Last but not least, is a rain jacket.  You will definitely want a good rain jacket, to be worn over any other layers(even the thermal jacket/vest) to act as a shell to keep the rain off you.  This is one thing you probably do not want to skimp out on, get a good one with good ventilation and materials that will offer good breathing on the jackets part.  Something that packs down easily is also a key component, so you can remove it and store it in a back pocket when it is not raining.  This can also work as a good shell for added wind protection when its not raining as well.

Head – a thermal cycling cap is key.  Keep your head warm and you will keep much warmer yourself!  Ear warmers are good, but something keeping your whole head warm this time of year is essential.

Hands – good thermal gloves are also very important.  This is not the time of year for light gloves, winter gloves are a must have in the cold and rain.  Many people will also use glove warmers in their gloves, or keep them in their pocket until their hands get cold mid ride, then put them in to help keep feeling in the digits until the ride is over.

Lower body –

Cycling tights are a must when it is chilly.   There are knee or leg warmers, which are both good options when it is cool out, but it is good to go with full length thermal cycling tights when it starts getting below 50 degrees, especially when it is raining.  Cycling tights are a must have for the winter months in Oregon and the pacific NW.  There are options that have tights built into cycling shorts, with a built in chamois, or you can get a pair of tights and wear them over(some people wear them under) your normal summer cycling tights.

Feet – there are a number of good shoe covers to choose from, as well as winter shoes on the market.  Likely, your feet will get wet at some point in the ride, but at least with good shoe covers you will at least keep warm even if water does sneak into your shoes.  There are a number that are made from neoprene, this is a warm option that offers the most protection from the elements, and probably the most common one you see out on the road this time of year.

Bike – Yes, your bike should be a consideration in preparing for the winter riding!  First off, you want to be sure you have good fenders on your bike.  Fenders are one of the most essential items in keeping warm and dry, as you will receive a lot of spray from your wheels without fenders on!  Front and rear, full fenders are the best and will keep you the most dry.  There are a number of companies that make full fenders that will fit on nearly any bike.  Also, adding a “buddy flap”, and extender on your fenders to make them longer, is a key thing in cycling etiquette on group rides.  It is key for helping to keep those around you dry.  Check in with your local shop for options on fenders!

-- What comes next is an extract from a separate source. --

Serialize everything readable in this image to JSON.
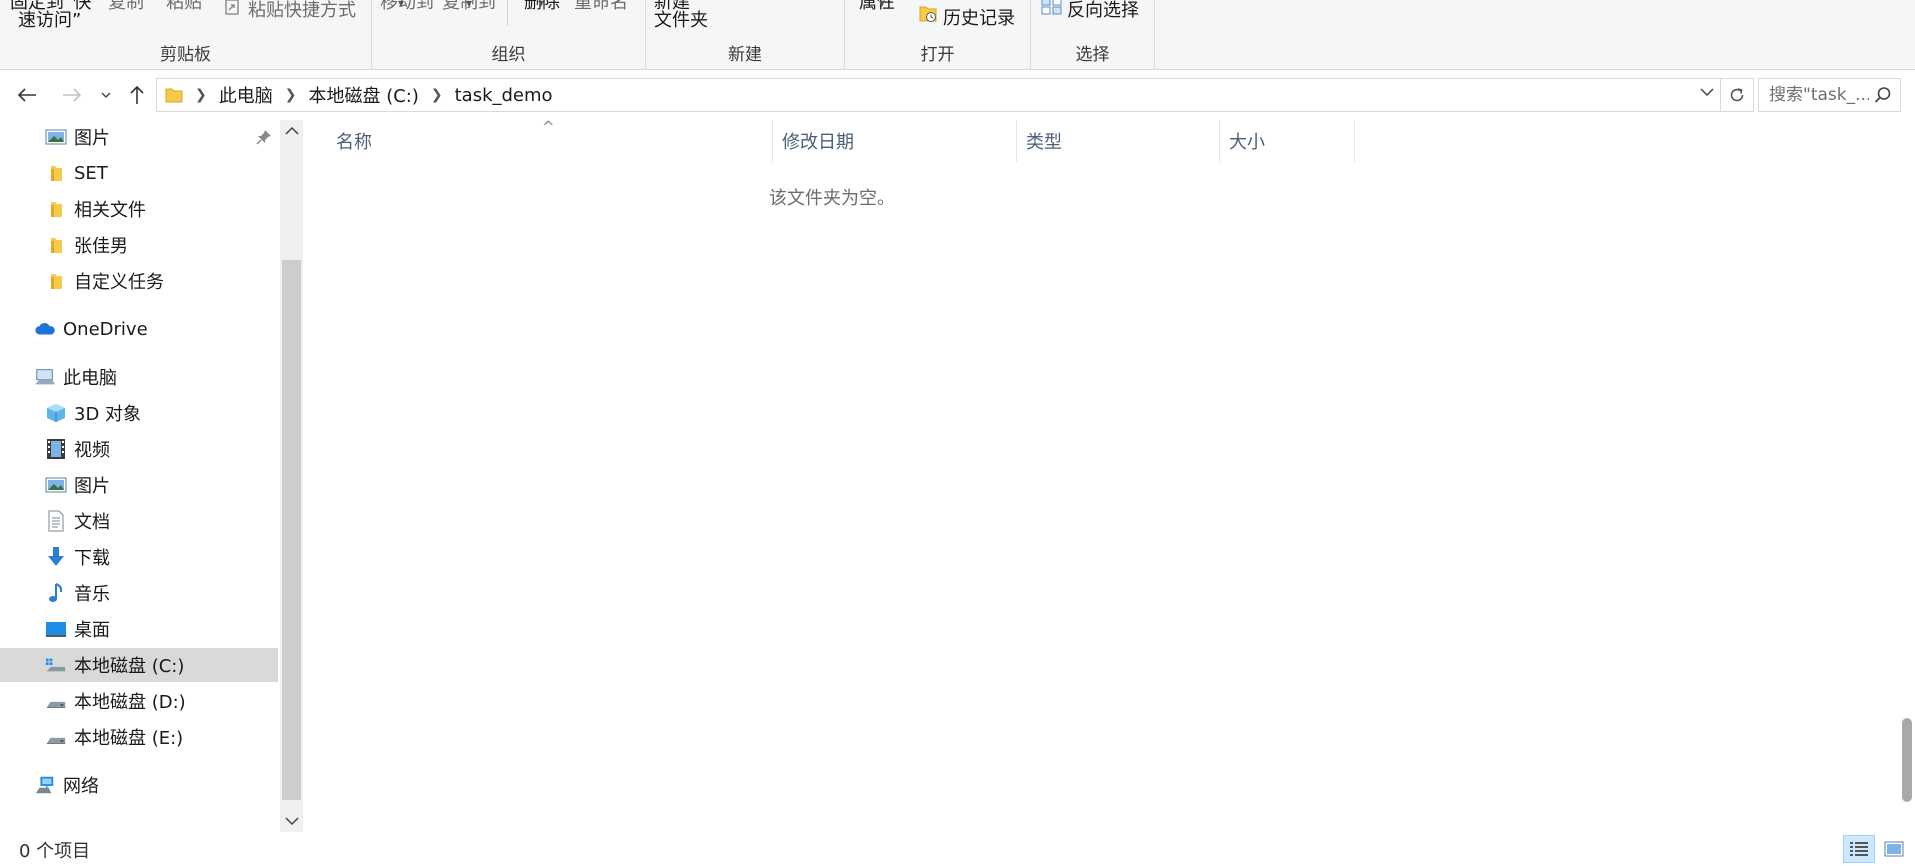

Good tires – you may be wondering “How will good tires keep me warmer in winter training?”.  Well, good tires = less flats = less standing around on the side of the road fixing flats in the rain.  There is more road debris in the winter and also the water on the roads create increased likely hood of getting flat tires from glass or other objects as the water acts as a lubricant assisting sharp objects more easily cutting through the rubber of your tire.  If you have a good set of tires on it may save you a from a few flats, giving you an overall better experience in the winter, and you will not have to take off your gloves to fix the flat in the cold!

Safety – it can be good to wear bright colors and also to bring and use lights (even in fog or rain during the day) on your bike to help make sure you are seen and safe.  I always make sure to have a light on my bike in the winter, just in case I get caught in fog or out after dark.

Hope these tips help you to make the best of your winter training!